--- Aim of the task ---
Show each line of the records in which the word "value" occurs.

--- Records to use ---
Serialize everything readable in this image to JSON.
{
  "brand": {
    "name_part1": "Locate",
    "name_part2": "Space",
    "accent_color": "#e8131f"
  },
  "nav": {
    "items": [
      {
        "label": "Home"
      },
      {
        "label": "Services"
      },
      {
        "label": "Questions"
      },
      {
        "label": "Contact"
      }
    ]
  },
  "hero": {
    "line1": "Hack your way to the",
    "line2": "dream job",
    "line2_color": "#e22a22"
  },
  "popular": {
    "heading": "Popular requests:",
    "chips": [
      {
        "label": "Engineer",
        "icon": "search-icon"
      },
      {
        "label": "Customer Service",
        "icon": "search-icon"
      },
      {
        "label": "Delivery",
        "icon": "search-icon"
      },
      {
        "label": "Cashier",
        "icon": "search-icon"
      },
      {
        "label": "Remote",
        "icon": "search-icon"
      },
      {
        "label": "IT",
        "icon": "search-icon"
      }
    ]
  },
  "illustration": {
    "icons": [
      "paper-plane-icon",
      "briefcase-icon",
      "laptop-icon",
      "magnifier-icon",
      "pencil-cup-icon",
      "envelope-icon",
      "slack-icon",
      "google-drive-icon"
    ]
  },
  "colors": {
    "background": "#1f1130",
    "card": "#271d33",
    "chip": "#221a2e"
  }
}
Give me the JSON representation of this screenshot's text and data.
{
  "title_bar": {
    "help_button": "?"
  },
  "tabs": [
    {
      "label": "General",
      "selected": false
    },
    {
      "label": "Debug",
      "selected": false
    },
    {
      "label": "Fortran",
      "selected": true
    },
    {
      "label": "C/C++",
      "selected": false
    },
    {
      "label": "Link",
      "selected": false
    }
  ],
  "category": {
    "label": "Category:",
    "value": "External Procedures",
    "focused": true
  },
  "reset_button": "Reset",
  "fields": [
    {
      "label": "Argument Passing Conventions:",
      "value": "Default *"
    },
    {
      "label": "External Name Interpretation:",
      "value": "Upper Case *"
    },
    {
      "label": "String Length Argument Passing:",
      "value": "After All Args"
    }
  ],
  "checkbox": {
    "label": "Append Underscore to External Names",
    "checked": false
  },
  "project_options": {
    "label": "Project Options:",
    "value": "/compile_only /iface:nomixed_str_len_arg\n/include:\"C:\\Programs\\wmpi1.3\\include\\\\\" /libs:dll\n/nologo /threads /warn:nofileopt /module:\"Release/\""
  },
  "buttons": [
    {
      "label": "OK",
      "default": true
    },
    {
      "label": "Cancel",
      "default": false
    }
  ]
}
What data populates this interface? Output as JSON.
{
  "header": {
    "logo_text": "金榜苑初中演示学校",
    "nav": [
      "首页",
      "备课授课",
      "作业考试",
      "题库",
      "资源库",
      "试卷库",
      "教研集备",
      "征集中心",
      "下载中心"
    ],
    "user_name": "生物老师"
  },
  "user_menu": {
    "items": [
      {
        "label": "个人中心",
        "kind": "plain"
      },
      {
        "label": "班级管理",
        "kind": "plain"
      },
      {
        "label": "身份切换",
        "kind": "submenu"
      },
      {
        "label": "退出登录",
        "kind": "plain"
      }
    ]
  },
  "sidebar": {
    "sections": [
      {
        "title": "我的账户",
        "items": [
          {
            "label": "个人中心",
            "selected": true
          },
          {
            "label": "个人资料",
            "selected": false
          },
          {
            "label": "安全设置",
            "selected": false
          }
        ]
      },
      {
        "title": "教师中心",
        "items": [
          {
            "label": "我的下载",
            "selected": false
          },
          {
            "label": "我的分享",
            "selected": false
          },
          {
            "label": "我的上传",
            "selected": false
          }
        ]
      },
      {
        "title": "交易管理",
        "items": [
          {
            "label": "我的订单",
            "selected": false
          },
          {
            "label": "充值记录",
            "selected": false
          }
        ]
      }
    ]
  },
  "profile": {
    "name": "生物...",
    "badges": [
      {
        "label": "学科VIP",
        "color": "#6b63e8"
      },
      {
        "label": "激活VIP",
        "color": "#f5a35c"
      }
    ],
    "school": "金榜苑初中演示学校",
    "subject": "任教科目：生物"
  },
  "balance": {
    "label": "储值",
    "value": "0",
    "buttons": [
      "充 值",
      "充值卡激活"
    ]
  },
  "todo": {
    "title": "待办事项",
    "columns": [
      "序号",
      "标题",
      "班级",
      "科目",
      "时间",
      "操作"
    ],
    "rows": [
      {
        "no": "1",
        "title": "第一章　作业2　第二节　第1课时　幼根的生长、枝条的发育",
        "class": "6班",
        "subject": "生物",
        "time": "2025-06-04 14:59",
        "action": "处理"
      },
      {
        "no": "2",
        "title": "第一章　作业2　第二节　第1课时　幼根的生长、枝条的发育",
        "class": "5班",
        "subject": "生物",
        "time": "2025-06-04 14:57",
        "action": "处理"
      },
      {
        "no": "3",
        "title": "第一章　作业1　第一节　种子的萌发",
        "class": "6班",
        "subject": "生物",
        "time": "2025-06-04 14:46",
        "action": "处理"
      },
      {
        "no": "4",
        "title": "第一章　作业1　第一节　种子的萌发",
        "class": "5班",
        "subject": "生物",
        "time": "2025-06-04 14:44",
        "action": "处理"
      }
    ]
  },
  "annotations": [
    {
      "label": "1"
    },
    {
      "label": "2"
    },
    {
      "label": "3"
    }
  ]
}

--- Exercise output ---
    "value": "External Procedures",
      "value": "Default *"
      "value": "Upper Case *"
      "value": "After All Args"
    "value": "/compile_only /iface:nomixed_str_len_arg\n/include:\"C:\\Programs\\wmpi1.3\\include\\\\\" /libs:dll\n/nologo /threads /warn:nofileopt /module:\"Release/\""
    "value": "0",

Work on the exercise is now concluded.